*ACTION ITEM*: Find each line below where the word "ceed" occurs, and copy it.

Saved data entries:
------------------------

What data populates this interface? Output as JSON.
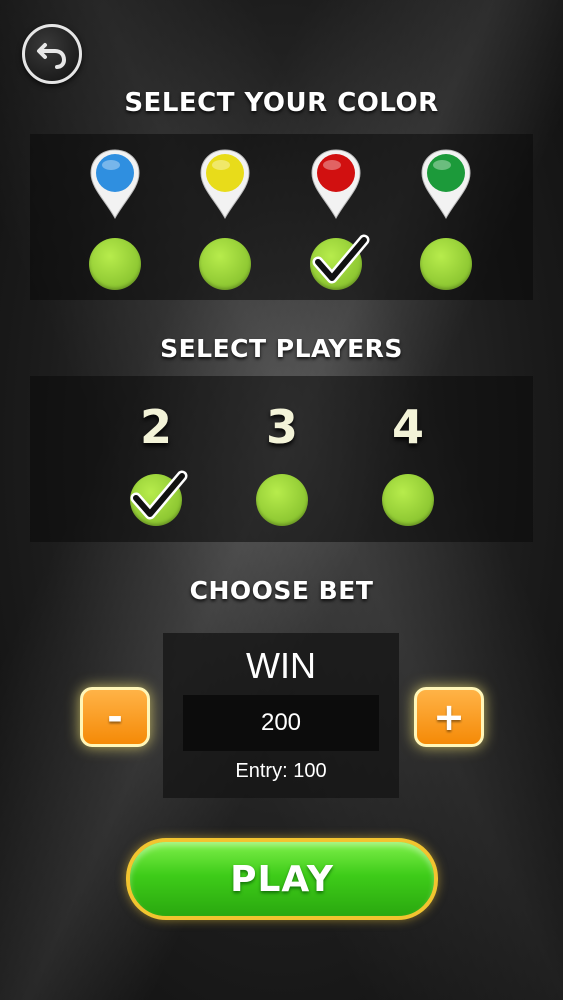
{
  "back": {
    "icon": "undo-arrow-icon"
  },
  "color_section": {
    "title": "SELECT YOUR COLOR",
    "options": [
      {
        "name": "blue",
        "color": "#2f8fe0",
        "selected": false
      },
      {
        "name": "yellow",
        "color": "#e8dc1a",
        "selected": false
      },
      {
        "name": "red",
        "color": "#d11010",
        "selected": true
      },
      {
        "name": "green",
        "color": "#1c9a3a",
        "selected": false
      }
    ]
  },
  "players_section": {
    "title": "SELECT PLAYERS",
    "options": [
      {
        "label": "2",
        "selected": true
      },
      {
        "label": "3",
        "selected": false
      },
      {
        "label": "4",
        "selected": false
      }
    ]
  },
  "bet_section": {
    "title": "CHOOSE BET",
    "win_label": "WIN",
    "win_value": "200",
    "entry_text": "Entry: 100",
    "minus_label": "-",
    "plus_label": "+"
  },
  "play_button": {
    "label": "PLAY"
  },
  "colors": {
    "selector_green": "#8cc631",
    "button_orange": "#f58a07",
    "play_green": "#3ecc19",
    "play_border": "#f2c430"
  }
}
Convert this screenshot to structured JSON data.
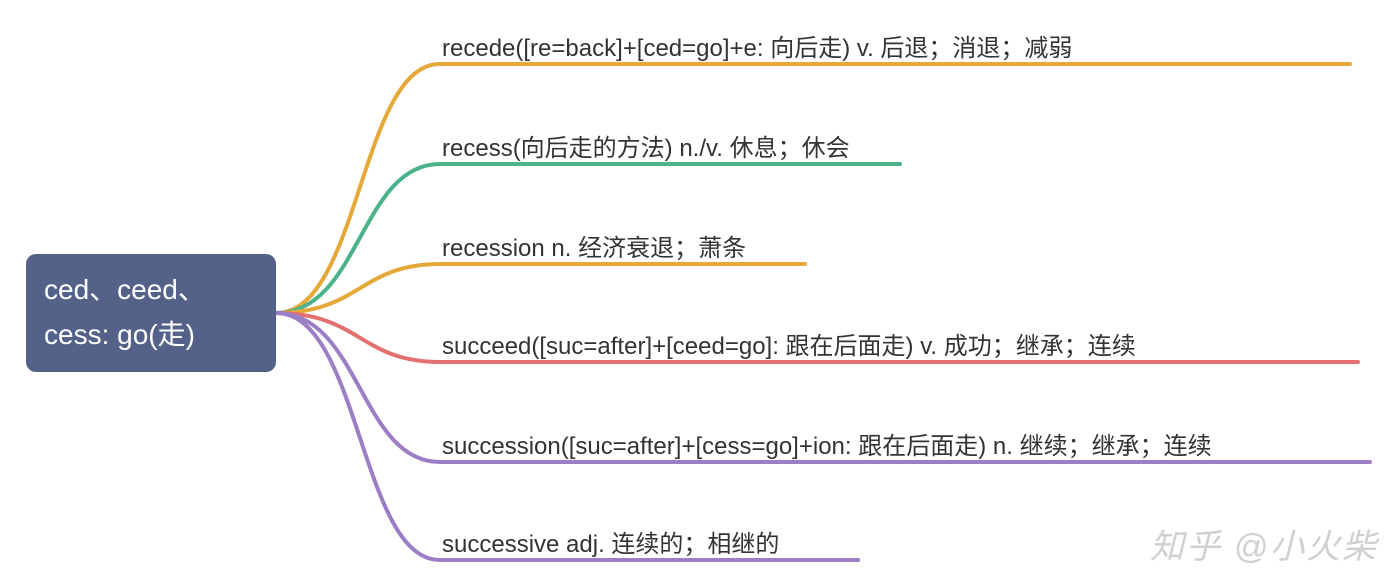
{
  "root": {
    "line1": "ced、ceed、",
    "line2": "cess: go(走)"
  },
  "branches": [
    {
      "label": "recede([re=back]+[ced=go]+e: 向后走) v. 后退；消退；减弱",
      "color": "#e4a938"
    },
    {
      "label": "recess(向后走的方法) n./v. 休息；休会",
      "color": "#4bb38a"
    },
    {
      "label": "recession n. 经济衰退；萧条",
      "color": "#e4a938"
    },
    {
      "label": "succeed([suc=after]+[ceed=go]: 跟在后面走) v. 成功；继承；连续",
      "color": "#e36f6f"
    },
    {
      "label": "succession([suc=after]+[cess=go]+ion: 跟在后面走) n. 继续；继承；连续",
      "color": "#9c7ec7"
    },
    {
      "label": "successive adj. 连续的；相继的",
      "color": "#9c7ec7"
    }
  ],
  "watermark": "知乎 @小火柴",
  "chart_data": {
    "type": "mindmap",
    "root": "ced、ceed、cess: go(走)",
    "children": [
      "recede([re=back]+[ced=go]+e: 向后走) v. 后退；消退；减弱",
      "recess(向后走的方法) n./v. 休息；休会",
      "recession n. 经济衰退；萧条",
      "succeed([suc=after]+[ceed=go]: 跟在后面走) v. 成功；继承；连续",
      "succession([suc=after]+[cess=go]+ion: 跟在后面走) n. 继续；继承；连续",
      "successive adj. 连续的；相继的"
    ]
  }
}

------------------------

*YOUR RESPONSE*:
    "line1": "ced、ceed、",
      "label": "succeed([suc=after]+[ceed=go]: 跟在后面走) v. 成功；继承；连续",
    "root": "ced、ceed、cess: go(走)",
      "succeed([suc=after]+[ceed=go]: 跟在后面走) v. 成功；继承；连续",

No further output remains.